Exercise goal.
Output all of the entries exactly as they are given.

Material to process.
*-*-*

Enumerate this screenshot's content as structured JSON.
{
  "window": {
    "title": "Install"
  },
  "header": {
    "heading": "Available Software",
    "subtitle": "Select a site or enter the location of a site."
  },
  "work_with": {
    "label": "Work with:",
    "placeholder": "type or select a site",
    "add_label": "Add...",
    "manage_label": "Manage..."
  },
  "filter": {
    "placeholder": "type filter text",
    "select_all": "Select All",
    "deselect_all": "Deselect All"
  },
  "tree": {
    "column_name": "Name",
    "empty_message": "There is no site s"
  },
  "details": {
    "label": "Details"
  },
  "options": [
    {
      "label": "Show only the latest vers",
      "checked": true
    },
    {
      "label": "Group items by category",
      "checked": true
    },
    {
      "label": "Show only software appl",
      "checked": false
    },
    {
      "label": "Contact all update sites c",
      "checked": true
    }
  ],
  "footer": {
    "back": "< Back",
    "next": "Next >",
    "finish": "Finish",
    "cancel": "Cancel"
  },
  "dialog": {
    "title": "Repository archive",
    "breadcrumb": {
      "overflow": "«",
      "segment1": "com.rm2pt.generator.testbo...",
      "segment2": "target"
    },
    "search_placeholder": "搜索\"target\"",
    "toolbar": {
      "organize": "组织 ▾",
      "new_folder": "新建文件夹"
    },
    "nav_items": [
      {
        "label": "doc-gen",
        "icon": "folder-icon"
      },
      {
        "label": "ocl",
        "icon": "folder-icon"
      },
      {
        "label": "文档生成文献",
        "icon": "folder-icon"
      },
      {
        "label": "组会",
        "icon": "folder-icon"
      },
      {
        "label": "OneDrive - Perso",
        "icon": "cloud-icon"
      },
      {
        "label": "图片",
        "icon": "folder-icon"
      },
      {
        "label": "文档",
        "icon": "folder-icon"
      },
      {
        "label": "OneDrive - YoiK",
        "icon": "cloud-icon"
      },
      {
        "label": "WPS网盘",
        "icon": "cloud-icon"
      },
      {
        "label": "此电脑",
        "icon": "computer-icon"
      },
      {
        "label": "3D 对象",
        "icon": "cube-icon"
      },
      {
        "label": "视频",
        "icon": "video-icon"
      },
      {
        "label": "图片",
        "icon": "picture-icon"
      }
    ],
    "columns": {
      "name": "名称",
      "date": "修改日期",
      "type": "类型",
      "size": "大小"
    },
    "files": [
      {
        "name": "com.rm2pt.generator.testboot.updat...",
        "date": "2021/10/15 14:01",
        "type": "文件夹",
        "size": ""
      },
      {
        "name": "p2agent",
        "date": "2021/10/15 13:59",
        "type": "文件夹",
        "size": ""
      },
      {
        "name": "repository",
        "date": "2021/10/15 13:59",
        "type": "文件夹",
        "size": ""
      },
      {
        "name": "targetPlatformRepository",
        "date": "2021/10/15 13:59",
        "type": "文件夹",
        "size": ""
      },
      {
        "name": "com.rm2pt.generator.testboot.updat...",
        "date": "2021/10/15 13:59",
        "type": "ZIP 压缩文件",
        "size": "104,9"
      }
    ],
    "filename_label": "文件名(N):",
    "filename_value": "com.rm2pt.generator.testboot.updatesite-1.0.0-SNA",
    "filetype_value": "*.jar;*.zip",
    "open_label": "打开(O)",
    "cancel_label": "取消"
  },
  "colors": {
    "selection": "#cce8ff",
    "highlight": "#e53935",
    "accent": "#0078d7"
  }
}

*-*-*

Answer space.
Enumerate this screenshot's content as structured JSON.
{
  "window": {
    "title": "Install"
  },
  "header": {
    "heading": "Available Software",
    "subtitle": "Select a site or enter the location of a site."
  },
  "work_with": {
    "label": "Work with:",
    "placeholder": "type or select a site",
    "add_label": "Add...",
    "manage_label": "Manage..."
  },
  "filter": {
    "placeholder": "type filter text",
    "select_all": "Select All",
    "deselect_all": "Deselect All"
  },
  "tree": {
    "column_name": "Name",
    "empty_message": "There is no site s"
  },
  "details": {
    "label": "Details"
  },
  "options": [
    {
      "label": "Show only the latest vers",
      "checked": true
    },
    {
      "label": "Group items by category",
      "checked": true
    },
    {
      "label": "Show only software appl",
      "checked": false
    },
    {
      "label": "Contact all update sites c",
      "checked": true
    }
  ],
  "footer": {
    "back": "< Back",
    "next": "Next >",
    "finish": "Finish",
    "cancel": "Cancel"
  },
  "dialog": {
    "title": "Repository archive",
    "breadcrumb": {
      "overflow": "«",
      "segment1": "com.rm2pt.generator.testbo...",
      "segment2": "target"
    },
    "search_placeholder": "搜索\"target\"",
    "toolbar": {
      "organize": "组织 ▾",
      "new_folder": "新建文件夹"
    },
    "nav_items": [
      {
        "label": "doc-gen",
        "icon": "folder-icon"
      },
      {
        "label": "ocl",
        "icon": "folder-icon"
      },
      {
        "label": "文档生成文献",
        "icon": "folder-icon"
      },
      {
        "label": "组会",
        "icon": "folder-icon"
      },
      {
        "label": "OneDrive - Perso",
        "icon": "cloud-icon"
      },
      {
        "label": "图片",
        "icon": "folder-icon"
      },
      {
        "label": "文档",
        "icon": "folder-icon"
      },
      {
        "label": "OneDrive - YoiK",
        "icon": "cloud-icon"
      },
      {
        "label": "WPS网盘",
        "icon": "cloud-icon"
      },
      {
        "label": "此电脑",
        "icon": "computer-icon"
      },
      {
        "label": "3D 对象",
        "icon": "cube-icon"
      },
      {
        "label": "视频",
        "icon": "video-icon"
      },
      {
        "label": "图片",
        "icon": "picture-icon"
      }
    ],
    "columns": {
      "name": "名称",
      "date": "修改日期",
      "type": "类型",
      "size": "大小"
    },
    "files": [
      {
        "name": "com.rm2pt.generator.testboot.updat...",
        "date": "2021/10/15 14:01",
        "type": "文件夹",
        "size": ""
      },
      {
        "name": "p2agent",
        "date": "2021/10/15 13:59",
        "type": "文件夹",
        "size": ""
      },
      {
        "name": "repository",
        "date": "2021/10/15 13:59",
        "type": "文件夹",
        "size": ""
      },
      {
        "name": "targetPlatformRepository",
        "date": "2021/10/15 13:59",
        "type": "文件夹",
        "size": ""
      },
      {
        "name": "com.rm2pt.generator.testboot.updat...",
        "date": "2021/10/15 13:59",
        "type": "ZIP 压缩文件",
        "size": "104,9"
      }
    ],
    "filename_label": "文件名(N):",
    "filename_value": "com.rm2pt.generator.testboot.updatesite-1.0.0-SNA",
    "filetype_value": "*.jar;*.zip",
    "open_label": "打开(O)",
    "cancel_label": "取消"
  },
  "colors": {
    "selection": "#cce8ff",
    "highlight": "#e53935",
    "accent": "#0078d7"
  }
}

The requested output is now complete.